### PROVIDED MATERIAL
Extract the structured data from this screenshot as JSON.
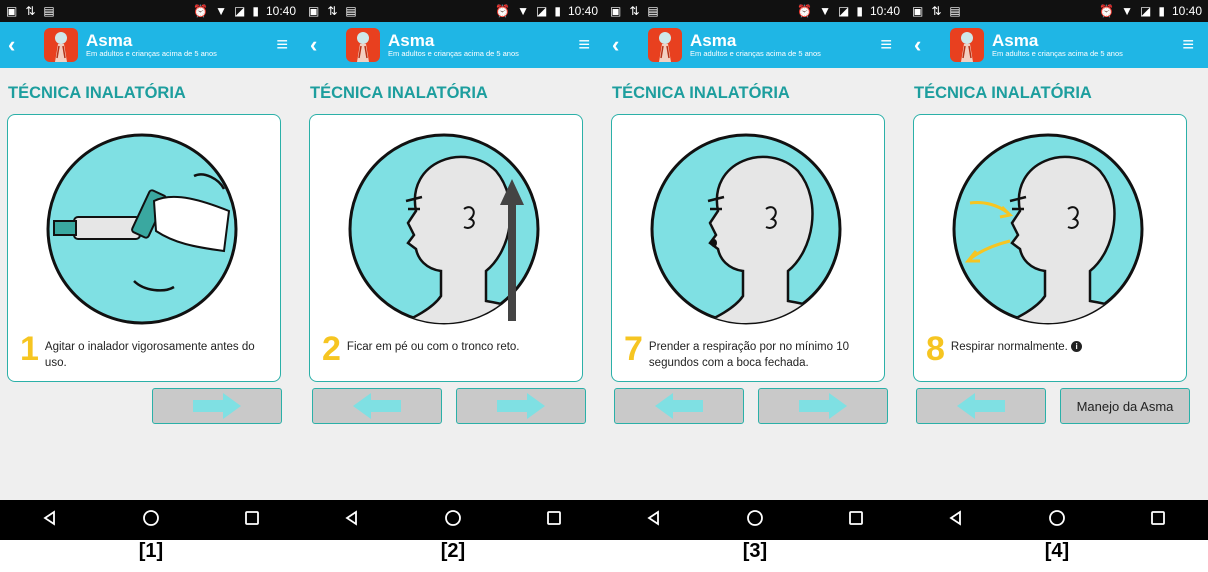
{
  "status_bar": {
    "time": "10:40"
  },
  "app": {
    "title": "Asma",
    "subtitle": "Em adultos e crianças acima de 5 anos",
    "back_icon": "chevron-left-icon",
    "menu_icon": "hamburger-menu-icon"
  },
  "section_title": "TÉCNICA INALATÓRIA",
  "colors": {
    "appbar": "#1fb6e5",
    "accent": "#1d9e9e",
    "circle": "#7fe0e3",
    "step_number": "#f6c521",
    "arrow": "#7fe0e3"
  },
  "screens": [
    {
      "caption": "[1]",
      "step_number": "1",
      "step_text": "Agitar o inalador vigorosamente antes do uso.",
      "info": false,
      "buttons": [
        {
          "type": "arrow-right",
          "name": "next-button"
        }
      ]
    },
    {
      "caption": "[2]",
      "step_number": "2",
      "step_text": "Ficar em pé ou com o tronco reto.",
      "info": false,
      "buttons": [
        {
          "type": "arrow-left",
          "name": "previous-button"
        },
        {
          "type": "arrow-right",
          "name": "next-button"
        }
      ]
    },
    {
      "caption": "[3]",
      "step_number": "7",
      "step_text": "Prender a respiração por no mínimo 10 segundos com a boca fechada.",
      "info": false,
      "buttons": [
        {
          "type": "arrow-left",
          "name": "previous-button"
        },
        {
          "type": "arrow-right",
          "name": "next-button"
        }
      ]
    },
    {
      "caption": "[4]",
      "step_number": "8",
      "step_text": "Respirar normalmente.",
      "info": true,
      "buttons": [
        {
          "type": "arrow-left",
          "name": "previous-button"
        },
        {
          "type": "text",
          "name": "manejo-asma-button",
          "label": "Manejo da Asma"
        }
      ]
    }
  ],
  "nav_bar": {
    "back": "triangle-back-icon",
    "home": "circle-home-icon",
    "recents": "square-recents-icon"
  }
}
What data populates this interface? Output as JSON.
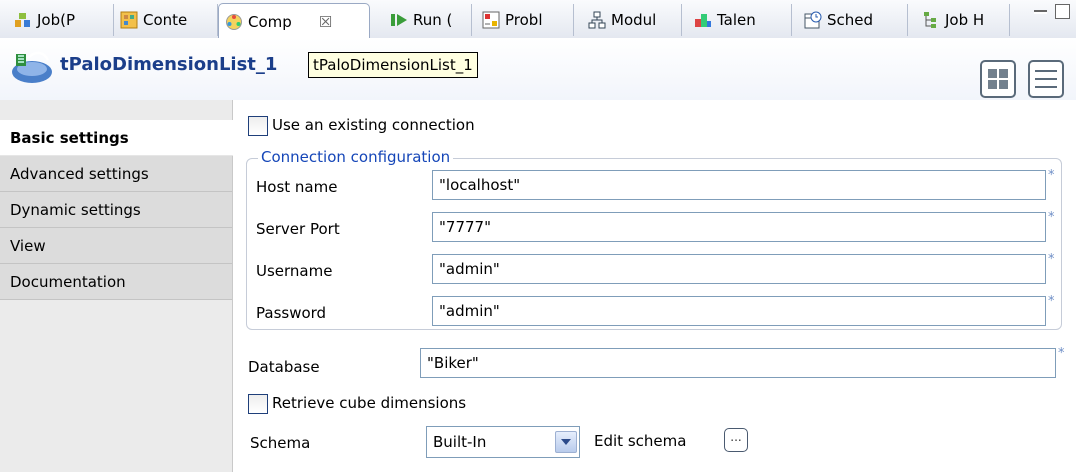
{
  "tabs": [
    {
      "label": "Job(P",
      "icon": "job-icon"
    },
    {
      "label": "Conte",
      "icon": "context-icon"
    },
    {
      "label": "Comp",
      "icon": "component-icon",
      "active": true
    },
    {
      "label": "Run (",
      "icon": "run-icon"
    },
    {
      "label": "Probl",
      "icon": "problems-icon"
    },
    {
      "label": "Modul",
      "icon": "modules-icon"
    },
    {
      "label": "Talen",
      "icon": "talend-icon"
    },
    {
      "label": "Sched",
      "icon": "scheduler-icon"
    },
    {
      "label": "Job H",
      "icon": "job-hierarchy-icon"
    }
  ],
  "header": {
    "title": "tPaloDimensionList_1",
    "tooltip": "tPaloDimensionList_1"
  },
  "sidenav": {
    "items": [
      {
        "label": "Basic settings",
        "active": true
      },
      {
        "label": "Advanced settings"
      },
      {
        "label": "Dynamic settings"
      },
      {
        "label": "View"
      },
      {
        "label": "Documentation"
      }
    ]
  },
  "form": {
    "use_existing_connection": {
      "label": "Use an existing connection",
      "checked": false
    },
    "connection_group_label": "Connection configuration",
    "host_name": {
      "label": "Host name",
      "value": "\"localhost\""
    },
    "server_port": {
      "label": "Server Port",
      "value": "\"7777\""
    },
    "username": {
      "label": "Username",
      "value": "\"admin\""
    },
    "password": {
      "label": "Password",
      "value": "\"admin\""
    },
    "database": {
      "label": "Database",
      "value": "\"Biker\""
    },
    "retrieve_cube_dimensions": {
      "label": "Retrieve cube dimensions",
      "checked": false
    },
    "schema": {
      "label": "Schema",
      "value": "Built-In"
    },
    "edit_schema_label": "Edit schema",
    "edit_schema_button": "...",
    "required_mark": "*"
  },
  "colors": {
    "title": "#1b3e8a",
    "legend": "#1546b8",
    "tooltip_bg": "#ffffe1"
  }
}
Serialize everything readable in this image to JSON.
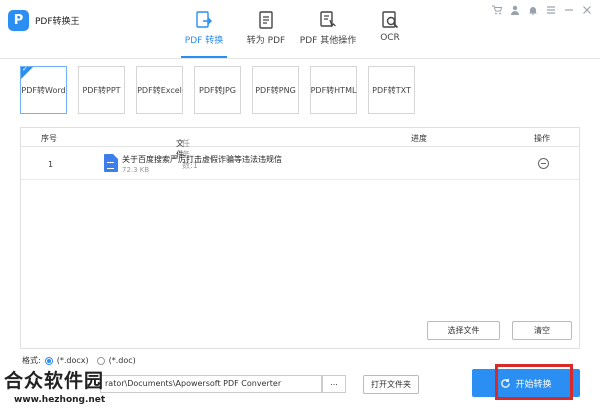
{
  "app": {
    "title": "PDF转换王",
    "logo_letter": "P"
  },
  "nav": [
    {
      "label": "PDF 转换",
      "icon": "pdf-convert-icon",
      "active": true
    },
    {
      "label": "转为 PDF",
      "icon": "to-pdf-icon",
      "active": false
    },
    {
      "label": "PDF 其他操作",
      "icon": "pdf-other-ops-icon",
      "active": false
    },
    {
      "label": "OCR",
      "icon": "ocr-icon",
      "active": false
    }
  ],
  "window_controls": [
    "cart-icon",
    "user-icon",
    "bell-icon",
    "menu-icon",
    "minimize-icon",
    "close-icon"
  ],
  "subtabs": [
    "PDF转Word",
    "PDF转PPT",
    "PDF转Excel",
    "PDF转JPG",
    "PDF转PNG",
    "PDF转HTML",
    "PDF转TXT"
  ],
  "table": {
    "headers": {
      "index": "序号",
      "file": "文件",
      "task_count": "任务数:1",
      "progress": "进度",
      "action": "操作"
    },
    "rows": [
      {
        "index": "1",
        "name": "关于百度搜索严厉打击虚假诈骗等违法违规信",
        "size": "72.3 KB"
      }
    ],
    "select_files": "选择文件",
    "clear": "清空"
  },
  "format": {
    "label": "格式:",
    "options": [
      "(*.docx)",
      "(*.doc)"
    ],
    "selected": "(*.docx)"
  },
  "output": {
    "path": "rator\\Documents\\Apowersoft PDF Converter",
    "browse": "...",
    "open_folder": "打开文件夹"
  },
  "start_button": "开始转换",
  "watermark": {
    "name": "合众软件园",
    "url": "www.hezhong.net"
  },
  "colors": {
    "accent": "#2a8ef2",
    "highlight_box": "#d92a2a"
  }
}
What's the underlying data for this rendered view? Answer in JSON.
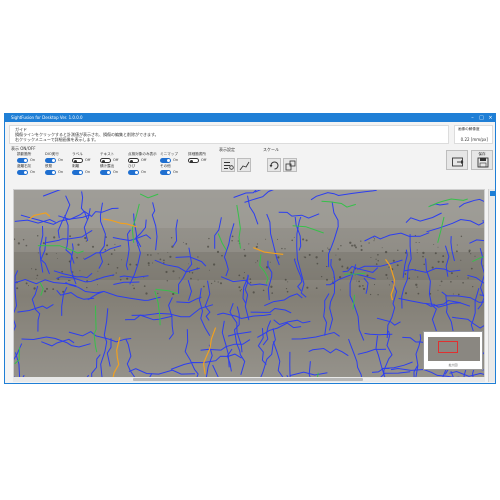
{
  "window": {
    "title": "SightFusion for Desktop Ver. 1.0.0.0"
  },
  "guide": {
    "heading": "ガイド",
    "lines": [
      "損傷ラインをクリックすると計測値が表示され、損傷の編集と削除ができます。",
      "右クリックメニューで詳細画像を表示します。"
    ]
  },
  "resolution": {
    "label": "画像の解像度",
    "value": "0.22 [mm/px]"
  },
  "display": {
    "title": "表示 ON/OFF",
    "toggles": [
      {
        "label": "損影箇所",
        "state": "On",
        "on": true
      },
      {
        "label": "DIO実行",
        "state": "On",
        "on": true
      },
      {
        "label": "ラベル",
        "state": "Off",
        "on": false
      },
      {
        "label": "テキスト",
        "state": "Off",
        "on": false
      },
      {
        "label": "点検対象のみ表示",
        "state": "Off",
        "on": false
      },
      {
        "label": "ミニマップ",
        "state": "On",
        "on": true
      },
      {
        "label": "詳細箇書所",
        "state": "Off",
        "on": false
      },
      {
        "label": "遊離石灰",
        "state": "On",
        "on": true
      },
      {
        "label": "鉄筋",
        "state": "On",
        "on": true
      },
      {
        "label": "剥離",
        "state": "On",
        "on": true
      },
      {
        "label": "錆汁露出",
        "state": "On",
        "on": true
      },
      {
        "label": "ひび",
        "state": "On",
        "on": true
      },
      {
        "label": "その他",
        "state": "On",
        "on": true
      }
    ]
  },
  "display_settings": {
    "title": "表示設定"
  },
  "scale": {
    "title": "スケール"
  },
  "actions": {
    "export_label": "",
    "save_label": "保存"
  },
  "minimap": {
    "caption": "拡大図"
  },
  "colors": {
    "accent": "#1f7fd6",
    "crack": "#2c3ef0",
    "efflorescence": "#36c04a",
    "rust": "#f0a020"
  }
}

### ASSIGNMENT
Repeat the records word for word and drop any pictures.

### RESULT
Extract the structured data from this screenshot as JSON.
{
  "status_bar": {
    "time": "10:40"
  },
  "app": {
    "title": "Asma",
    "subtitle": "Em adultos e crianças acima de 5 anos",
    "back_icon": "chevron-left-icon",
    "menu_icon": "hamburger-menu-icon"
  },
  "section_title": "TÉCNICA INALATÓRIA",
  "colors": {
    "appbar": "#1fb6e5",
    "accent": "#1d9e9e",
    "circle": "#7fe0e3",
    "step_number": "#f6c521",
    "arrow": "#7fe0e3"
  },
  "screens": [
    {
      "caption": "[1]",
      "step_number": "1",
      "step_text": "Agitar o inalador vigorosamente antes do uso.",
      "info": false,
      "buttons": [
        {
          "type": "arrow-right",
          "name": "next-button"
        }
      ]
    },
    {
      "caption": "[2]",
      "step_number": "2",
      "step_text": "Ficar em pé ou com o tronco reto.",
      "info": false,
      "buttons": [
        {
          "type": "arrow-left",
          "name": "previous-button"
        },
        {
          "type": "arrow-right",
          "name": "next-button"
        }
      ]
    },
    {
      "caption": "[3]",
      "step_number": "7",
      "step_text": "Prender a respiração por no mínimo 10 segundos com a boca fechada.",
      "info": false,
      "buttons": [
        {
          "type": "arrow-left",
          "name": "previous-button"
        },
        {
          "type": "arrow-right",
          "name": "next-button"
        }
      ]
    },
    {
      "caption": "[4]",
      "step_number": "8",
      "step_text": "Respirar normalmente.",
      "info": true,
      "buttons": [
        {
          "type": "arrow-left",
          "name": "previous-button"
        },
        {
          "type": "text",
          "name": "manejo-asma-button",
          "label": "Manejo da Asma"
        }
      ]
    }
  ],
  "nav_bar": {
    "back": "triangle-back-icon",
    "home": "circle-home-icon",
    "recents": "square-recents-icon"
  }
}
What data populates this interface? Output as JSON.
{
  "tabs": [
    {
      "label": "Job(P",
      "icon": "job-icon"
    },
    {
      "label": "Conte",
      "icon": "context-icon"
    },
    {
      "label": "Comp",
      "icon": "component-icon",
      "active": true
    },
    {
      "label": "Run (",
      "icon": "run-icon"
    },
    {
      "label": "Probl",
      "icon": "problems-icon"
    },
    {
      "label": "Modul",
      "icon": "modules-icon"
    },
    {
      "label": "Talen",
      "icon": "talend-icon"
    },
    {
      "label": "Sched",
      "icon": "scheduler-icon"
    },
    {
      "label": "Job H",
      "icon": "job-hierarchy-icon"
    }
  ],
  "header": {
    "title": "tPaloDimensionList_1",
    "tooltip": "tPaloDimensionList_1"
  },
  "sidenav": {
    "items": [
      {
        "label": "Basic settings",
        "active": true
      },
      {
        "label": "Advanced settings"
      },
      {
        "label": "Dynamic settings"
      },
      {
        "label": "View"
      },
      {
        "label": "Documentation"
      }
    ]
  },
  "form": {
    "use_existing_connection": {
      "label": "Use an existing connection",
      "checked": false
    },
    "connection_group_label": "Connection configuration",
    "host_name": {
      "label": "Host name",
      "value": "\"localhost\""
    },
    "server_port": {
      "label": "Server Port",
      "value": "\"7777\""
    },
    "username": {
      "label": "Username",
      "value": "\"admin\""
    },
    "password": {
      "label": "Password",
      "value": "\"admin\""
    },
    "database": {
      "label": "Database",
      "value": "\"Biker\""
    },
    "retrieve_cube_dimensions": {
      "label": "Retrieve cube dimensions",
      "checked": false
    },
    "schema": {
      "label": "Schema",
      "value": "Built-In"
    },
    "edit_schema_label": "Edit schema",
    "edit_schema_button": "...",
    "required_mark": "*"
  },
  "colors": {
    "title": "#1b3e8a",
    "legend": "#1546b8",
    "tooltip_bg": "#ffffe1"
  }
}
Serialize everything readable in this image to JSON.
{
  "app": {
    "title": "PDF转换王",
    "logo_letter": "P"
  },
  "nav": [
    {
      "label": "PDF 转换",
      "icon": "pdf-convert-icon",
      "active": true
    },
    {
      "label": "转为 PDF",
      "icon": "to-pdf-icon",
      "active": false
    },
    {
      "label": "PDF 其他操作",
      "icon": "pdf-other-ops-icon",
      "active": false
    },
    {
      "label": "OCR",
      "icon": "ocr-icon",
      "active": false
    }
  ],
  "window_controls": [
    "cart-icon",
    "user-icon",
    "bell-icon",
    "menu-icon",
    "minimize-icon",
    "close-icon"
  ],
  "subtabs": [
    "PDF转Word",
    "PDF转PPT",
    "PDF转Excel",
    "PDF转JPG",
    "PDF转PNG",
    "PDF转HTML",
    "PDF转TXT"
  ],
  "table": {
    "headers": {
      "index": "序号",
      "file": "文件",
      "task_count": "任务数:1",
      "progress": "进度",
      "action": "操作"
    },
    "rows": [
      {
        "index": "1",
        "name": "关于百度搜索严厉打击虚假诈骗等违法违规信",
        "size": "72.3 KB"
      }
    ],
    "select_files": "选择文件",
    "clear": "清空"
  },
  "format": {
    "label": "格式:",
    "options": [
      "(*.docx)",
      "(*.doc)"
    ],
    "selected": "(*.docx)"
  },
  "output": {
    "path": "rator\\Documents\\Apowersoft PDF Converter",
    "browse": "...",
    "open_folder": "打开文件夹"
  },
  "start_button": "开始转换",
  "watermark": {
    "name": "合众软件园",
    "url": "www.hezhong.net"
  },
  "colors": {
    "accent": "#2a8ef2",
    "highlight_box": "#d92a2a"
  }
}
What's the underlying data for this rendered view? Answer in JSON.
{
  "window": {
    "title": "SightFusion for Desktop Ver. 1.0.0.0"
  },
  "guide": {
    "heading": "ガイド",
    "lines": [
      "損傷ラインをクリックすると計測値が表示され、損傷の編集と削除ができます。",
      "右クリックメニューで詳細画像を表示します。"
    ]
  },
  "resolution": {
    "label": "画像の解像度",
    "value": "0.22 [mm/px]"
  },
  "display": {
    "title": "表示 ON/OFF",
    "toggles": [
      {
        "label": "損影箇所",
        "state": "On",
        "on": true
      },
      {
        "label": "DIO実行",
        "state": "On",
        "on": true
      },
      {
        "label": "ラベル",
        "state": "Off",
        "on": false
      },
      {
        "label": "テキスト",
        "state": "Off",
        "on": false
      },
      {
        "label": "点検対象のみ表示",
        "state": "Off",
        "on": false
      },
      {
        "label": "ミニマップ",
        "state": "On",
        "on": true
      },
      {
        "label": "詳細箇書所",
        "state": "Off",
        "on": false
      },
      {
        "label": "遊離石灰",
        "state": "On",
        "on": true
      },
      {
        "label": "鉄筋",
        "state": "On",
        "on": true
      },
      {
        "label": "剥離",
        "state": "On",
        "on": true
      },
      {
        "label": "錆汁露出",
        "state": "On",
        "on": true
      },
      {
        "label": "ひび",
        "state": "On",
        "on": true
      },
      {
        "label": "その他",
        "state": "On",
        "on": true
      }
    ]
  },
  "display_settings": {
    "title": "表示設定"
  },
  "scale": {
    "title": "スケール"
  },
  "actions": {
    "export_label": "",
    "save_label": "保存"
  },
  "minimap": {
    "caption": "拡大図"
  },
  "colors": {
    "accent": "#1f7fd6",
    "crack": "#2c3ef0",
    "efflorescence": "#36c04a",
    "rust": "#f0a020"
  }
}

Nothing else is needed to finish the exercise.